Bonus: How is the optical viewfinder on a DSLR different from the one on a compact camera? The one on a compact camera sits above the lens. Since there’s no mirror, you’re seeing a slightly different scene than the lens.
On mirrorless cameras, there’s an electronic viewfinder instead of an optical one. This used to be a huge differentiation point, as EVFs were generally considered vastly inferior to optical ones. Issues like image quality, refresh rate and dynamic range would make EVFs difficult to use and impossible for the professional photographer to depend upon. Although most DSLRs have a Live View function, it’s not as good (in most cases) as the EVFs on modern mirrorless cameras.
You can clearly see the difference in the two systems when we start talking about battery life. The electronic backbone of the mirrorless system requires a lot more power than the DSLR. Before we even start talking about the plethora of power options available for the DSLR, know that they simply require less battery life for the same number of shots. Once you start adding in third party batteries, camera grips and external packs, your options in the DSLR world are much better.
Low Light Performance
I’ve seen a lot conflicting information on this subject, but I’m not comfortable recommending mirrorless for night photography, as discussed previously. However, as sensors are getting so much better in these things, low light performance is improving, so assuming astrophotography isn’t your primary focus, I’d recommend reading many reviews about the specific mirrorless camera you’re interested in to gauge low light capabilities.

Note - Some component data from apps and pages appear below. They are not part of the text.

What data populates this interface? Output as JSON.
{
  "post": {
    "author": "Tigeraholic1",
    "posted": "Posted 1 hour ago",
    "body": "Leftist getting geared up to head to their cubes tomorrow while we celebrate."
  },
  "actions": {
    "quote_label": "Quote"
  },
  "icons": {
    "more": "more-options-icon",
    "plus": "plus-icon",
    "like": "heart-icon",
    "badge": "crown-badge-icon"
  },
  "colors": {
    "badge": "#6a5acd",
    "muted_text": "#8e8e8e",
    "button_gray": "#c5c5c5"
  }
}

Decisions, Decisions, Decisions
The question of which system you should invest is tremendously personal and fraught with angst. If I was asked the question, my response would be a series of questions… Why are you buying a new camera? What do you want to take photos of? What are some of your favorite photos? What are things you like about taking photos? When I say, “I’m a photographer,” what does that bring to mind for you?
That conversation is meant to help me understand what their goals are with a camera. I think I would recommend a DSLR for someone if:

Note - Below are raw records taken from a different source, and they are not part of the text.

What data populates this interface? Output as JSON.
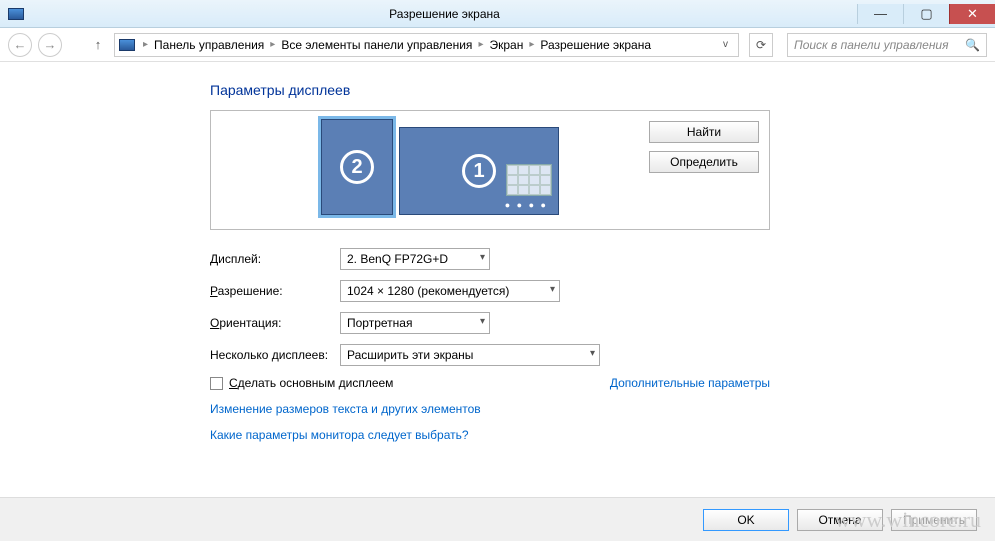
{
  "window": {
    "title": "Разрешение экрана"
  },
  "nav": {
    "crumbs": [
      "Панель управления",
      "Все элементы панели управления",
      "Экран",
      "Разрешение экрана"
    ],
    "search_placeholder": "Поиск в панели управления"
  },
  "page": {
    "heading": "Параметры дисплеев",
    "buttons": {
      "find": "Найти",
      "detect": "Определить"
    },
    "monitors": {
      "m1": "1",
      "m2": "2"
    },
    "labels": {
      "display": "Дисплей:",
      "resolution": "Разрешение:",
      "orientation": "Ориентация:",
      "multi": "Несколько дисплеев:"
    },
    "values": {
      "display": "2. BenQ FP72G+D",
      "resolution": "1024 × 1280 (рекомендуется)",
      "orientation": "Портретная",
      "multi": "Расширить эти экраны"
    },
    "checkbox": "Сделать основным дисплеем",
    "adv_link": "Дополнительные параметры",
    "link_textsize": "Изменение размеров текста и других элементов",
    "link_help": "Какие параметры монитора следует выбрать?"
  },
  "footer": {
    "ok": "OK",
    "cancel": "Отмена",
    "apply": "Применить"
  },
  "watermark": "www.wincore.ru"
}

- they want to eek out every bit of photo quality possible in an image.
- they are personally interested in photography and growing their skill set as much as possible—i.e., eeking out every bit of photographic quality from themselves.
- as I’ve written about before, they want or need a “platform” for their photography activities.
- they want to experiment with different methods, situations and environment, or know they need equipment choices that align to different environments or assignments.
I think the mirrorless camera user is happiest if…
- they just want near-DSLR-quality pictures in a small package.
- they are not challenging themselves to increase their photographic ability.
- they need to capture family moments, tips and other everyday situations, and want some additional flexibility.
- they don’t need a big range of lenses and other accessories, or ability to set up for a full day of shooting.
This is one of the biggest debates in the consumer photography space today. A lot of pros that I respect have wildly varying opinions on the DSLR vs mirrorless debate, and I’ve undoubtedly said at least a half dozen things that 50% of experienced camera users will disagree with. Personally, I can’t leave behind my DSLR right now—there’s too many different methods I want to try and too many different environments I want to get the courage to explore. I love the level of flexibility I have with the system.
But, look, ultimately, a camera does not a photographer make. Using a camera is what makes a photographer! Either of these systems are going to produce great images, and both give you a learning curve that will help you improve over time. My strongest recommendation is this: read up, and buy what you will use!